“The building was bustling on Saturday—hundreds of people in the sanctuary for a Minnesota Council of Churches event on Race and Reparations, the Minnesota Chorale rehearsing in the choir room, a wedding in the chapel, the Fall Women’s Retreat in Westminster Hall. The retreat drew 50 women, a potent mix of long-time regulars and first-time new attendees. There were moments of quiet connection in small groups. Afterwards I heard the same feedback repeating like an echo: ‘I learned so much I never knew about someone I’ve known for decades’; and ‘I feel as though I’ve become so close to someone I just met.’”
“As we emerge from the pandemic and re-form our patterns of relationship,” the pastor writes, “I found it incredibly hopeful to watch the connections unfolding.”
We saw the same longing in the new member class last week. “I see hope in the curiosity and commitment of our new members,” another pastor writes.
“People feel called to be part of this community of faith because of what they have experienced during the pandemic. There’s a yearning for connection and a readiness to invest in the ministries of Westminster in new ways. These new members will be part of shaping the church because of the hope they bring as they continue their journey of faith with us.”
Hope abounds when people of faith follow their calling to share God’s love. It happens wherever and whenever we gather. One of the pastors mentioned they had come across a group in the church kitchen the other day, preparing soup to be delivered to homebound members. They counted 38 quarts of soup; that’s 9.5 gallons of hope.
To follow Jesus – which is what we’re all trying to do, in one way or another – is to step forward, in the direction of hope, to be and do hope in the world.
That happens in public when we advocate for just policy, which never comes quickly or easily. When we sense that our efforts to help change the way things are in the world are making no difference, we do not lose hope, because we trust that the long arc of history bends toward the justice that God desires.

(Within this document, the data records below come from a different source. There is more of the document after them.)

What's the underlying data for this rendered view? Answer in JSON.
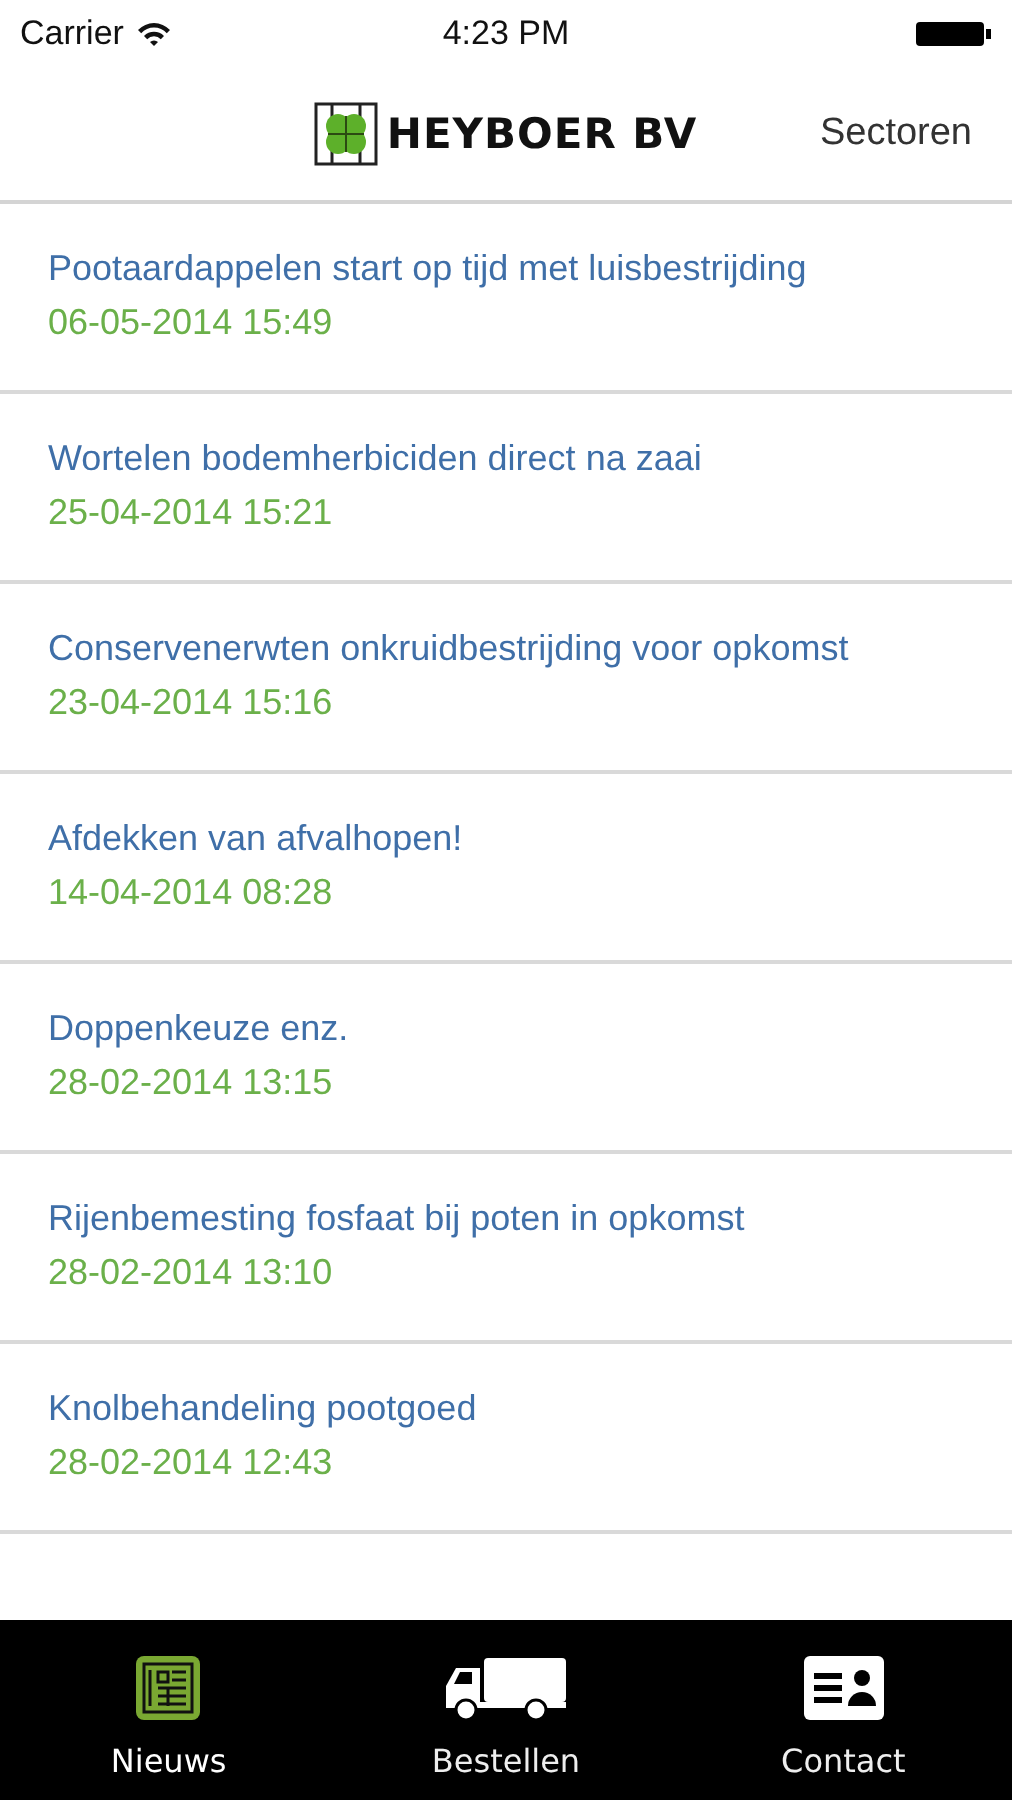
{
  "status_bar": {
    "carrier": "Carrier",
    "time": "4:23 PM"
  },
  "nav_bar": {
    "logo_text": "HEYBOER BV",
    "right_button": "Sectoren"
  },
  "news": [
    {
      "title": "Pootaardappelen start op tijd met luisbestrijding",
      "date": "06-05-2014 15:49"
    },
    {
      "title": "Wortelen bodemherbiciden direct na zaai",
      "date": "25-04-2014 15:21"
    },
    {
      "title": "Conservenerwten onkruidbestrijding voor opkomst",
      "date": "23-04-2014 15:16"
    },
    {
      "title": "Afdekken van afvalhopen!",
      "date": "14-04-2014 08:28"
    },
    {
      "title": "Doppenkeuze enz.",
      "date": "28-02-2014 13:15"
    },
    {
      "title": "Rijenbemesting fosfaat bij poten in opkomst",
      "date": "28-02-2014 13:10"
    },
    {
      "title": "Knolbehandeling pootgoed",
      "date": "28-02-2014 12:43"
    }
  ],
  "tabs": [
    {
      "kind": "news",
      "label": "Nieuws",
      "selected": true
    },
    {
      "kind": "truck",
      "label": "Bestellen",
      "selected": false
    },
    {
      "kind": "contact",
      "label": "Contact",
      "selected": false
    }
  ]
}
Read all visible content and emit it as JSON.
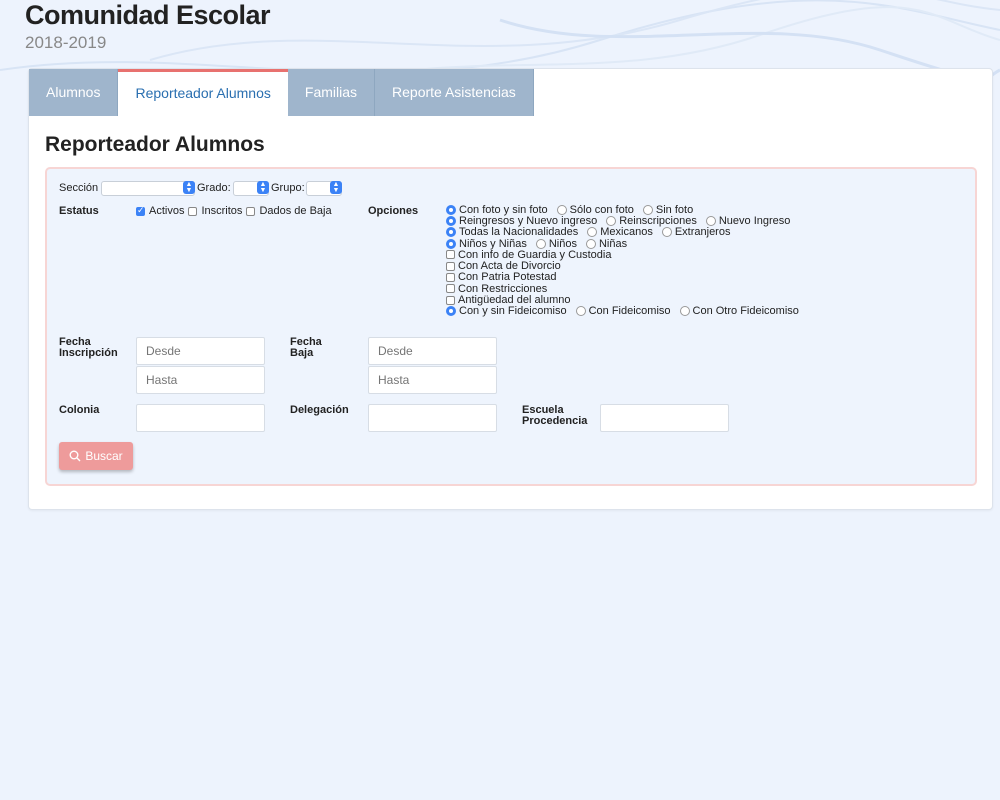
{
  "header": {
    "title": "Comunidad Escolar",
    "year": "2018-2019"
  },
  "tabs": [
    {
      "label": "Alumnos"
    },
    {
      "label": "Reporteador Alumnos"
    },
    {
      "label": "Familias"
    },
    {
      "label": "Reporte Asistencias"
    }
  ],
  "active_tab": "Reporteador Alumnos",
  "section_title": "Reporteador Alumnos",
  "filters": {
    "seccion_label": "Sección",
    "grado_label": "Grado:",
    "grupo_label": "Grupo:",
    "estatus_label": "Estatus",
    "estatus": [
      {
        "label": "Activos",
        "checked": true
      },
      {
        "label": "Inscritos",
        "checked": false
      },
      {
        "label": "Dados de Baja",
        "checked": false
      }
    ],
    "opciones_label": "Opciones",
    "opciones": {
      "foto": [
        "Con foto y sin foto",
        "Sólo con foto",
        "Sin foto"
      ],
      "ingreso": [
        "Reingresos y Nuevo ingreso",
        "Reinscripciones",
        "Nuevo Ingreso"
      ],
      "nacionalidad": [
        "Todas la Nacionalidades",
        "Mexicanos",
        "Extranjeros"
      ],
      "genero": [
        "Niños y Niñas",
        "Niños",
        "Niñas"
      ],
      "checks": [
        "Con info de Guardia y Custodia",
        "Con Acta de Divorcio",
        "Con Patria Potestad",
        "Con Restricciones",
        "Antigüedad del alumno"
      ],
      "fideicomiso": [
        "Con y sin Fideicomiso",
        "Con Fideicomiso",
        "Con Otro Fideicomiso"
      ]
    },
    "fecha_inscripcion_label_1": "Fecha",
    "fecha_inscripcion_label_2": "Inscripción",
    "fecha_baja_label_1": "Fecha",
    "fecha_baja_label_2": "Baja",
    "desde_placeholder": "Desde",
    "hasta_placeholder": "Hasta",
    "colonia_label": "Colonia",
    "delegacion_label": "Delegación",
    "escuela_label_1": "Escuela",
    "escuela_label_2": "Procedencia",
    "search_button": "Buscar"
  },
  "icons": {
    "search": "search-icon"
  },
  "colors": {
    "accent": "#3b82f6",
    "tab_inactive": "#9fb5cc",
    "tab_active_border": "#e8716f",
    "button": "#ee9b9b"
  }
}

The church also brings hope in intensely personal moments – times of grief or when someone is facing death. When the end of life is near the church shows up, reminding them that we do not lose hope, because we trust in the power of resurrection.
One of our pastors writes,

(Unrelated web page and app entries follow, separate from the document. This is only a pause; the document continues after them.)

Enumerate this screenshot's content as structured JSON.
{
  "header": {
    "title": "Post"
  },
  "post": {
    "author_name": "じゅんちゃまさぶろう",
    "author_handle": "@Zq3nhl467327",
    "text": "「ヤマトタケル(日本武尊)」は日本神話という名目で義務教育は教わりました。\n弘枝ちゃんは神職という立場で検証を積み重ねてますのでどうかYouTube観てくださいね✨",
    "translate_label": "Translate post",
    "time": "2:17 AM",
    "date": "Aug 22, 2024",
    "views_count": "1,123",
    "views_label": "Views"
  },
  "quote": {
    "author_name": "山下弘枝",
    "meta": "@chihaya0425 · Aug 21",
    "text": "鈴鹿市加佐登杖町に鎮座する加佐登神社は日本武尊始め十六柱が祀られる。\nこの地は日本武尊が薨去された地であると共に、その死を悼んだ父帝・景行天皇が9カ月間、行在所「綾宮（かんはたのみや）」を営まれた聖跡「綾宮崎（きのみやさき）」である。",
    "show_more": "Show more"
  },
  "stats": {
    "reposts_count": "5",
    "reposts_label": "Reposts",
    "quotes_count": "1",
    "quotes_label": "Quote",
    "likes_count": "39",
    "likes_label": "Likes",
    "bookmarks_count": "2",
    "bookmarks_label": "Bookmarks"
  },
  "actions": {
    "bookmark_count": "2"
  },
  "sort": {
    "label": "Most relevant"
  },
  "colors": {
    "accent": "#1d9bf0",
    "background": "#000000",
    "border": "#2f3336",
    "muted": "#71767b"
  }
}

“I received word that a family was requesting home communion with their loved one who was nearing death. It was my day off, so I had to go into church to get supplies. I just had a feeling, thank God, that I needed to bring as many communion elements and cups as possible. Sure enough, there were nine in the room when I arrived.”

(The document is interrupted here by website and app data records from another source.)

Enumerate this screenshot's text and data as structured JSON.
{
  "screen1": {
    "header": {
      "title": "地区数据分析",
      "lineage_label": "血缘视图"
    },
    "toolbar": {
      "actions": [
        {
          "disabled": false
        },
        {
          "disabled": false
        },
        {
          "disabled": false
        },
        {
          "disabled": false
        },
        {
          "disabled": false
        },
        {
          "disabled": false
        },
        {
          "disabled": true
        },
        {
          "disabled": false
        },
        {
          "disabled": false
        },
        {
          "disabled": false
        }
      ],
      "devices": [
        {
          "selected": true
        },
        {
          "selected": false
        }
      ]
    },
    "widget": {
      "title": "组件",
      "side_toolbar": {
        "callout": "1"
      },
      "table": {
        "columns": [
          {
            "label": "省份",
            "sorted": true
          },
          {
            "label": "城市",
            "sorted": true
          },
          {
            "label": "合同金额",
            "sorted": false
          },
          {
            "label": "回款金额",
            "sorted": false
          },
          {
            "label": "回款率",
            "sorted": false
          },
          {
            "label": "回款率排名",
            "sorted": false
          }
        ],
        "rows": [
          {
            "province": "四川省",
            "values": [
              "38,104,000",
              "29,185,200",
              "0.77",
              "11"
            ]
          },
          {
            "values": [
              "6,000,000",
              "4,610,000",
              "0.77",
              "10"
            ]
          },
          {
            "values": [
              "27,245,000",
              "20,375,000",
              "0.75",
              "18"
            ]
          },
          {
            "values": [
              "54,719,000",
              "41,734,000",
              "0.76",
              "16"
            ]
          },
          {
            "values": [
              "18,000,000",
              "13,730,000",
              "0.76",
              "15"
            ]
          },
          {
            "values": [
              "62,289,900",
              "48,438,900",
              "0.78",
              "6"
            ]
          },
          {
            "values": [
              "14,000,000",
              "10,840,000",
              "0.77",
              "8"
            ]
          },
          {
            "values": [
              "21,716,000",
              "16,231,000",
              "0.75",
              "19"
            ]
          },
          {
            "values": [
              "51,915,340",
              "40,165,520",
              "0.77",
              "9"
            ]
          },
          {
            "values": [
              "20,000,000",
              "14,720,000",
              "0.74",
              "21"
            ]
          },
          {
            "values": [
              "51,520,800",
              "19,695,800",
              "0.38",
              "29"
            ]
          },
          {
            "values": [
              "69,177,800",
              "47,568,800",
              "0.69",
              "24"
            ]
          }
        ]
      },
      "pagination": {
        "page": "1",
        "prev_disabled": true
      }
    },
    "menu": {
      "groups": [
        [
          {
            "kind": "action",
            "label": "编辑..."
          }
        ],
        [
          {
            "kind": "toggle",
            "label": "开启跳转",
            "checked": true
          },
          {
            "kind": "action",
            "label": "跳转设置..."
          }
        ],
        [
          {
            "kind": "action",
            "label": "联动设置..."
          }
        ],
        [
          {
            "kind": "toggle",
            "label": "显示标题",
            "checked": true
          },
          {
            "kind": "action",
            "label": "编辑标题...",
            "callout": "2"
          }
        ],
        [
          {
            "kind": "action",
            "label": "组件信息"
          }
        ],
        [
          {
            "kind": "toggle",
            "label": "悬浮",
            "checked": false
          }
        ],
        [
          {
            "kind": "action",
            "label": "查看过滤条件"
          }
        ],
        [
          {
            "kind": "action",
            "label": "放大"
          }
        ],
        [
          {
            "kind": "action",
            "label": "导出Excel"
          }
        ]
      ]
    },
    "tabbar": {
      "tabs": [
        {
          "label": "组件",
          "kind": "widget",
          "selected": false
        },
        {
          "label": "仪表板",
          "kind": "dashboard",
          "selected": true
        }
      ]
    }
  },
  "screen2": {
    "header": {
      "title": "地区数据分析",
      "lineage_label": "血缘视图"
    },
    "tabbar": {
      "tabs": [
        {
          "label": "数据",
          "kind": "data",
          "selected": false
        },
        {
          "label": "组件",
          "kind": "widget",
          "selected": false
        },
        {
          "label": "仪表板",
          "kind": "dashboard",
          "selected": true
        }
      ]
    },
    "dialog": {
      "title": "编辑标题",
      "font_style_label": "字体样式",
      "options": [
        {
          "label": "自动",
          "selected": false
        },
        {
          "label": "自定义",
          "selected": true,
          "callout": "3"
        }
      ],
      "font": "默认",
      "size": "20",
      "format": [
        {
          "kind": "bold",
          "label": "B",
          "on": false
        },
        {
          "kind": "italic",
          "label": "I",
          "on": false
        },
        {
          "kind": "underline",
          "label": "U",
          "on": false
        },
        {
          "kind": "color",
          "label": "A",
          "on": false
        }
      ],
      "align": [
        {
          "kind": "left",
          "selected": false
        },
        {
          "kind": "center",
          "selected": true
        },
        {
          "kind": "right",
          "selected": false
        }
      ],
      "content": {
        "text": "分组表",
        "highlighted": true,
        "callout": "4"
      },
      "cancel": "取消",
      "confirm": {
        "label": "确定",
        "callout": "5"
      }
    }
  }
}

The pastor prayed and said the familiar words over the bread and the cup and served the Lord’s Supper to the family – including to their dying loved one. “The hope eternal we all experienced,” the pastor said, “Was the unending love of God.”
After that call, the pastor heard of an additional need and visited a different church member in hospice. “It was another hope-filled moment,” the pastor writes.
“The person was not able to hear without the aid of special headphones. Again, by the prompting of the Holy Spirit, I played the anthem from the prior Sunday, Praise Ye the Lord. She wasn’t able to speak, but when the sound of the choir reached her ears, we could see peace and serenity wash over her. She closed her eyes and simply let the music envelop her in the calm and hopeful embrace of God’s love for her.”
Both church members died shortly after those visits. They died assured of God’s love for them. We are not alone. God is with us.
The church is in the business of bringing hope to the world, wherever we can, in public ways and in intimate moments. Hope for today, right now, right here, in the midst of whatever we face.
Hope is not merely a passive talking point meant to get us through a rough patch in life. It’s how we live as Christians, how we move through periods of collective trauma of the sort our community and nation face today, how we find resilience in times of personal crisis.
With those long-ago Ephesians, we, too, are “called to the one hope of our calling.” And as did they, let us also respond with willing and generous hearts, always moving in the direction of hope.
Thanks be to God.